→ **WORK INSTRUCTION**:
The answer must consist of every line below that holds the word "value".

STORED DATA START

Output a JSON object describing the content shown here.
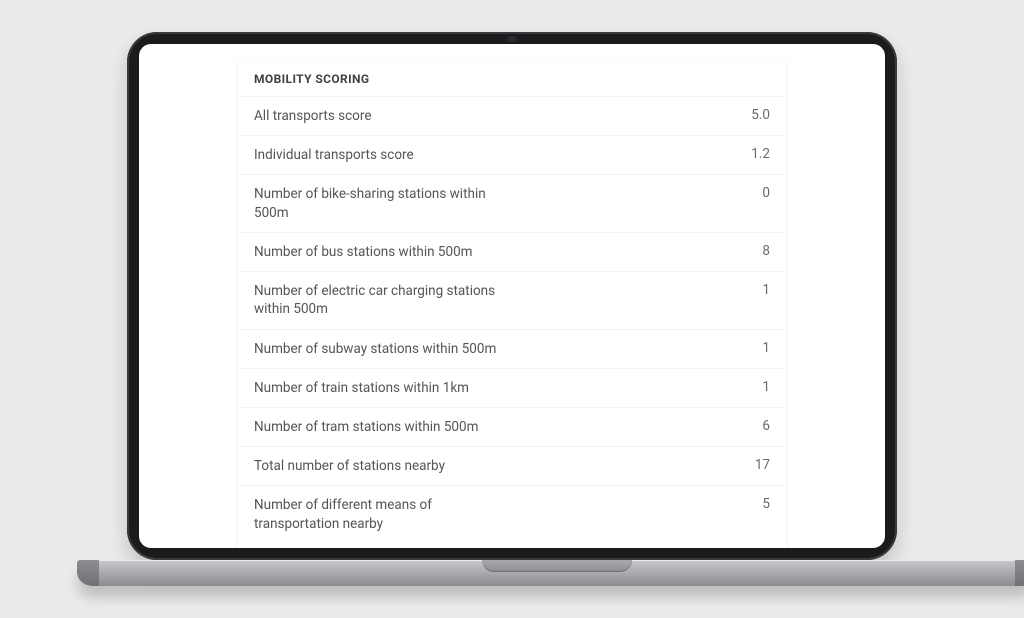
{
  "card": {
    "title": "MOBILITY SCORING",
    "rows": [
      {
        "label": "All transports score",
        "value": "5.0"
      },
      {
        "label": "Individual transports score",
        "value": "1.2"
      },
      {
        "label": "Number of bike-sharing stations within 500m",
        "value": "0"
      },
      {
        "label": "Number of bus stations within 500m",
        "value": "8"
      },
      {
        "label": "Number of electric car charging stations within 500m",
        "value": "1"
      },
      {
        "label": "Number of subway stations within 500m",
        "value": "1"
      },
      {
        "label": "Number of train stations within 1km",
        "value": "1"
      },
      {
        "label": "Number of tram stations within 500m",
        "value": "6"
      },
      {
        "label": "Total number of stations nearby",
        "value": "17"
      },
      {
        "label": "Number of different means of transportation nearby",
        "value": "5"
      }
    ]
  }
}
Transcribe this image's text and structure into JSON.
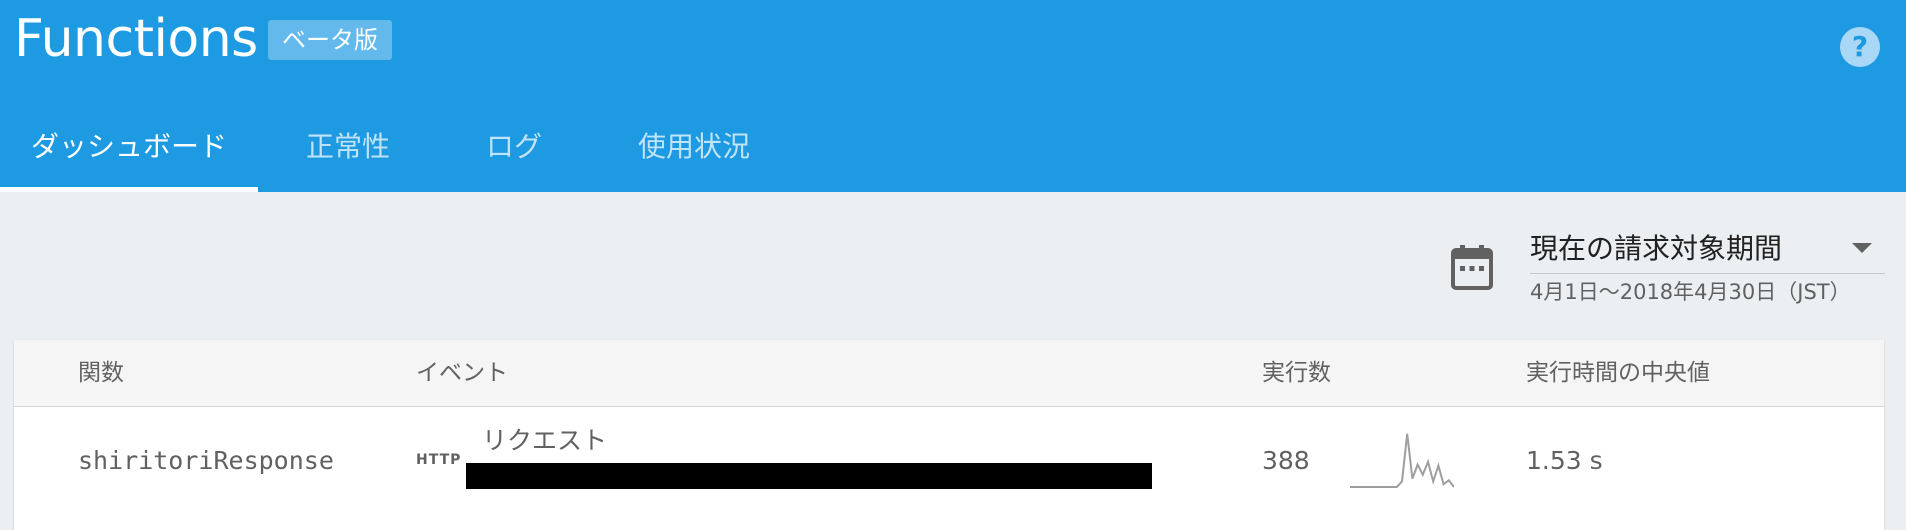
{
  "header": {
    "title": "Functions",
    "beta_badge": "ベータ版",
    "help_label": "?",
    "tabs": [
      {
        "label": "ダッシュボード",
        "active": true
      },
      {
        "label": "正常性",
        "active": false
      },
      {
        "label": "ログ",
        "active": false
      },
      {
        "label": "使用状況",
        "active": false
      }
    ]
  },
  "date_filter": {
    "label": "現在の請求対象期間",
    "range": "4月1日〜2018年4月30日（JST）",
    "icon": "calendar-icon"
  },
  "table": {
    "columns": [
      "関数",
      "イベント",
      "実行数",
      "実行時間の中央値"
    ],
    "rows": [
      {
        "function": "shiritoriResponse",
        "event_type": "HTTP",
        "event_label": "リクエスト",
        "executions": "388",
        "median_time": "1.53 s",
        "sparkline": [
          0,
          0,
          0,
          0,
          0,
          0,
          0,
          0,
          0,
          0,
          0.1,
          0.95,
          0.15,
          0.4,
          0.22,
          0.45,
          0.1,
          0.38,
          0.05,
          0.12,
          0
        ]
      }
    ]
  },
  "colors": {
    "header_bg": "#1e9ae2",
    "page_bg": "#eceff1",
    "badge_bg": "#63b8ec",
    "sparkline": "#9e9e9e"
  }
}
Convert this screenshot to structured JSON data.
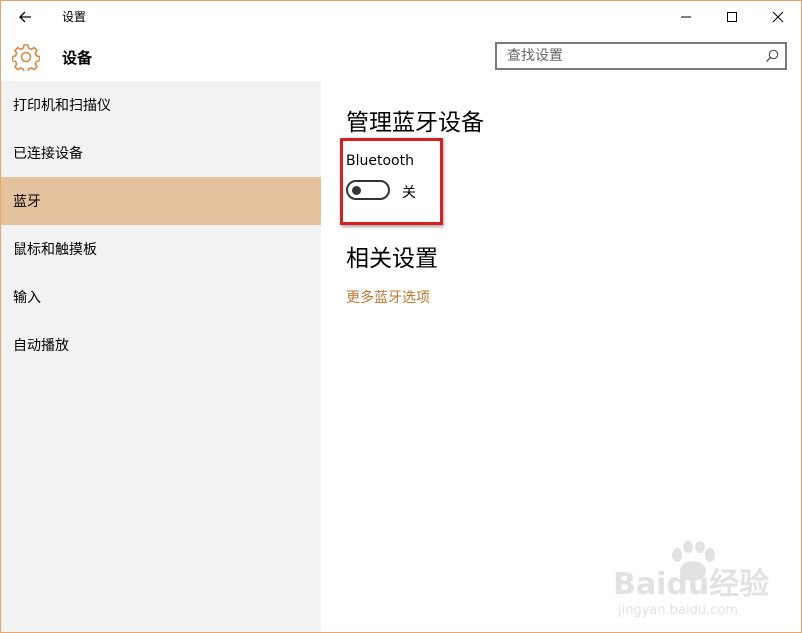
{
  "window": {
    "title": "设置",
    "accent_color": "#e8a46c"
  },
  "header": {
    "app_name": "设备",
    "search": {
      "placeholder": "查找设置"
    }
  },
  "sidebar": {
    "items": [
      {
        "label": "打印机和扫描仪",
        "active": false
      },
      {
        "label": "已连接设备",
        "active": false
      },
      {
        "label": "蓝牙",
        "active": true
      },
      {
        "label": "鼠标和触摸板",
        "active": false
      },
      {
        "label": "输入",
        "active": false
      },
      {
        "label": "自动播放",
        "active": false
      }
    ],
    "active_color": "#e4c29e"
  },
  "main": {
    "title": "管理蓝牙设备",
    "bluetooth": {
      "label": "Bluetooth",
      "state": "关",
      "on": false
    },
    "related_title": "相关设置",
    "more_link": "更多蓝牙选项",
    "link_color": "#c2772b",
    "highlight_color": "#d61f1f"
  },
  "watermark": {
    "main": "Baidu经验",
    "sub": "jingyan.baidu.com"
  }
}
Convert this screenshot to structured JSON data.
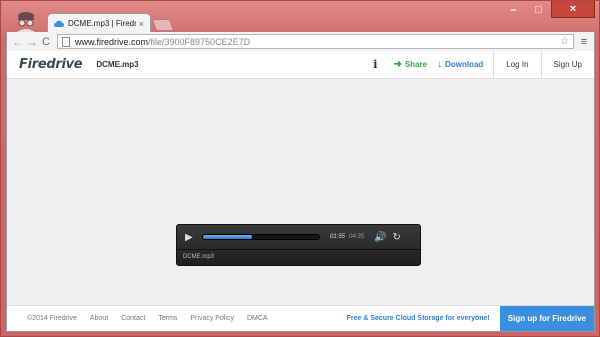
{
  "browser": {
    "tab_title": "DCME.mp3 | Firedrive",
    "tab_close": "×",
    "url_host": "www.firedrive.com",
    "url_path": "/file/3900F89750CE2E7D",
    "back_glyph": "←",
    "forward_glyph": "→",
    "reload_glyph": "C",
    "star_glyph": "☆",
    "menu_glyph": "≡",
    "win_min": "–",
    "win_max": "□",
    "win_close": "×"
  },
  "header": {
    "logo": "Firedrive",
    "file_name": "DCME.mp3",
    "info_glyph": "i",
    "share_label": "Share",
    "share_glyph": "➜",
    "download_label": "Download",
    "download_glyph": "↓",
    "login_label": "Log In",
    "signup_label": "Sign Up"
  },
  "player": {
    "play_glyph": "▶",
    "progress": 0.42,
    "time_current": "01:55",
    "time_total": "04:35",
    "volume_glyph": "🔊",
    "replay_glyph": "↻",
    "track_title": "DCME.mp3"
  },
  "footer": {
    "copyright": "©2014 Firedrive",
    "links": [
      "About",
      "Contact",
      "Terms",
      "Privacy Policy",
      "DMCA"
    ],
    "promo_text": "Free & Secure Cloud Storage for everyone!",
    "signup_cta": "Sign up for Firedrive"
  },
  "colors": {
    "window_frame": "#d86f6f",
    "share": "#3aa04a",
    "download": "#2f7fd0",
    "cta": "#3b8fe0",
    "progress_fill": "#2a7ad0"
  }
}
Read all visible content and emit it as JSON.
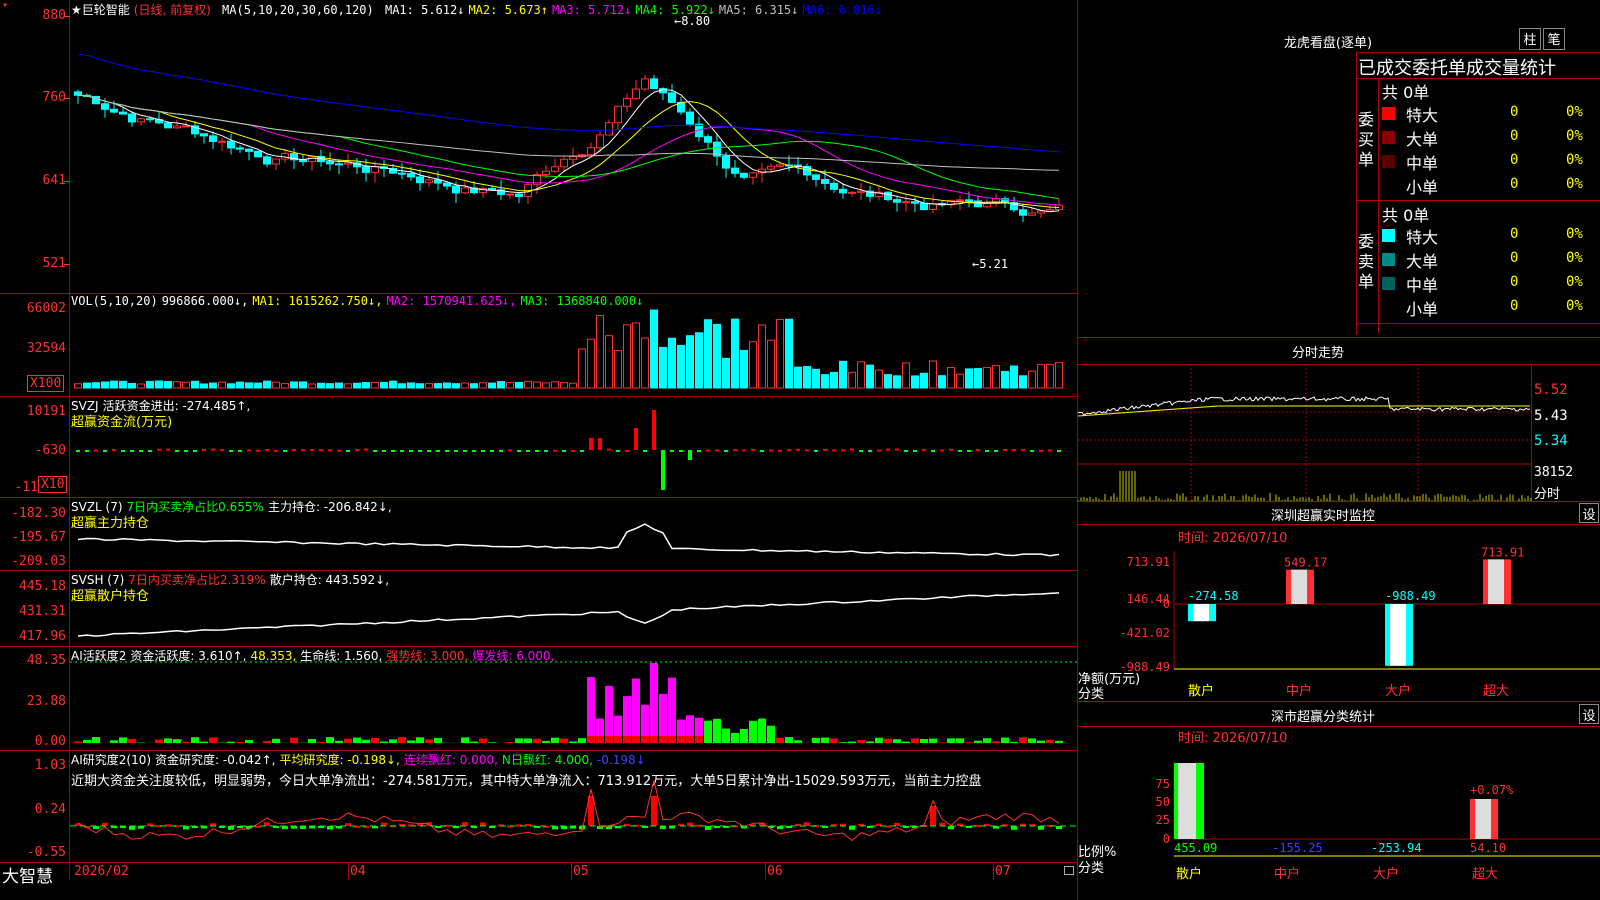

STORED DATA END

→ **SOLUTION**:
        "value": "5.0"
        "value": "1.2"
        "value": "0"
        "value": "8"
        "value": "1"
        "value": "1"
        "value": "1"
        "value": "6"
        "value": "17"
        "value": "5"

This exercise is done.